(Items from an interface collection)
○ ○ ○ ○

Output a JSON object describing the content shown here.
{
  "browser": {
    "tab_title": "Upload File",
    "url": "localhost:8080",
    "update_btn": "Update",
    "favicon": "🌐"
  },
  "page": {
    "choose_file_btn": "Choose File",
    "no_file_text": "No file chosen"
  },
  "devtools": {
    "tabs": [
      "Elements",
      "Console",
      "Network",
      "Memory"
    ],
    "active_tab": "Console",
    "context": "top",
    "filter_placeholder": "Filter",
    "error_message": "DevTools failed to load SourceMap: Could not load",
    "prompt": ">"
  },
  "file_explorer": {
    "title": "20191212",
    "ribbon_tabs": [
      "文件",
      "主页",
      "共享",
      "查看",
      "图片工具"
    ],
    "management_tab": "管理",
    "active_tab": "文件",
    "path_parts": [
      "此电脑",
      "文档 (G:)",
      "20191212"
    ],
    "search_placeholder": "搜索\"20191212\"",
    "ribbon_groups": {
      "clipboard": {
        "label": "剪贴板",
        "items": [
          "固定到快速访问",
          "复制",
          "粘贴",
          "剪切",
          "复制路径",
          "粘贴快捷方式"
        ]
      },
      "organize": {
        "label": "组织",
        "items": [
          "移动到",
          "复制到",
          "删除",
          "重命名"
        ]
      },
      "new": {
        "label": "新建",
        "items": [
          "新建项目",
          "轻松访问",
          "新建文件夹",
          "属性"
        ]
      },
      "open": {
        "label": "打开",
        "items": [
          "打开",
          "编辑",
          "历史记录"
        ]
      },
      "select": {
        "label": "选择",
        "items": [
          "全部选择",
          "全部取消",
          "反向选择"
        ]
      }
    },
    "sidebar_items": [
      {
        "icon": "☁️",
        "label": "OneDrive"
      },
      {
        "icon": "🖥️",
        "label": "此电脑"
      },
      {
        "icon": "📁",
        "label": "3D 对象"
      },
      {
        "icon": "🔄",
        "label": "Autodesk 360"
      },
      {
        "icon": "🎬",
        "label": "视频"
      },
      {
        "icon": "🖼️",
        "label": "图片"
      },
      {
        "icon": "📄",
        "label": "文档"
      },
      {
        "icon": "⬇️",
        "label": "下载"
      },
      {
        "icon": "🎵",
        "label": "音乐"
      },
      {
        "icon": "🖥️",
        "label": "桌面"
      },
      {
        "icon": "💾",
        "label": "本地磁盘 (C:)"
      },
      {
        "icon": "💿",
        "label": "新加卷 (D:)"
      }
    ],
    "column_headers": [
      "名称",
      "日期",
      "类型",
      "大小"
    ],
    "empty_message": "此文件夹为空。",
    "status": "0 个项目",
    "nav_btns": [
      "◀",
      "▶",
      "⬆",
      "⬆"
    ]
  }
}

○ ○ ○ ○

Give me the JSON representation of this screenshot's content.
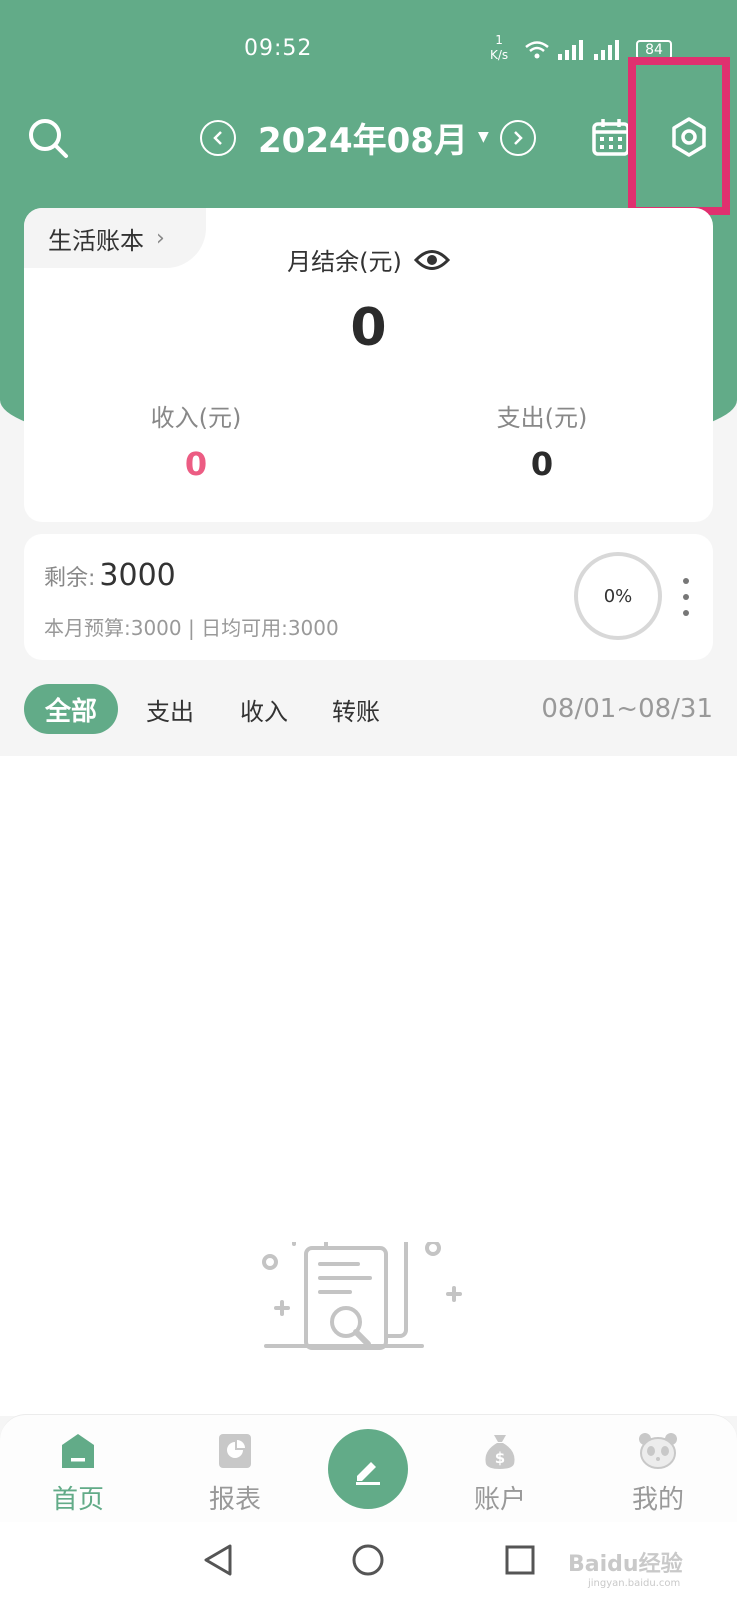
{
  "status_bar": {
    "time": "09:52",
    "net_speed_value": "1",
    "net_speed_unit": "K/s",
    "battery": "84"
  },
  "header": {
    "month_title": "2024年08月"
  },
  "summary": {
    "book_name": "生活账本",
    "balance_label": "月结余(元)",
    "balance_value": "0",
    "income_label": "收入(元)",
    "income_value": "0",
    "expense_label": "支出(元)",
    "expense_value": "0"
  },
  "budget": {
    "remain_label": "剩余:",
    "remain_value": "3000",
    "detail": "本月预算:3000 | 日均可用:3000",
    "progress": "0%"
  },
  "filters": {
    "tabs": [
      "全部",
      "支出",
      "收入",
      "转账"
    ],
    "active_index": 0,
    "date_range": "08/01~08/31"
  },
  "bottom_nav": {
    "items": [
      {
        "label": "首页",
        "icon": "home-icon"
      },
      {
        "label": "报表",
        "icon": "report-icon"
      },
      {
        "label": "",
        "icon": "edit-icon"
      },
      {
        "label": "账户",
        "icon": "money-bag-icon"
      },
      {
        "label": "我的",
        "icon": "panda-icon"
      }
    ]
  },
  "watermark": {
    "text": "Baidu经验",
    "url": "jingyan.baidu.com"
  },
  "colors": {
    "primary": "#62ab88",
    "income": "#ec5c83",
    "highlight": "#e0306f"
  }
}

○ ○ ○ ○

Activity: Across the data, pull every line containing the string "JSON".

Result of this exercise:
Output a JSON object describing the content shown here.
Give me the JSON representation of this screenshot's content.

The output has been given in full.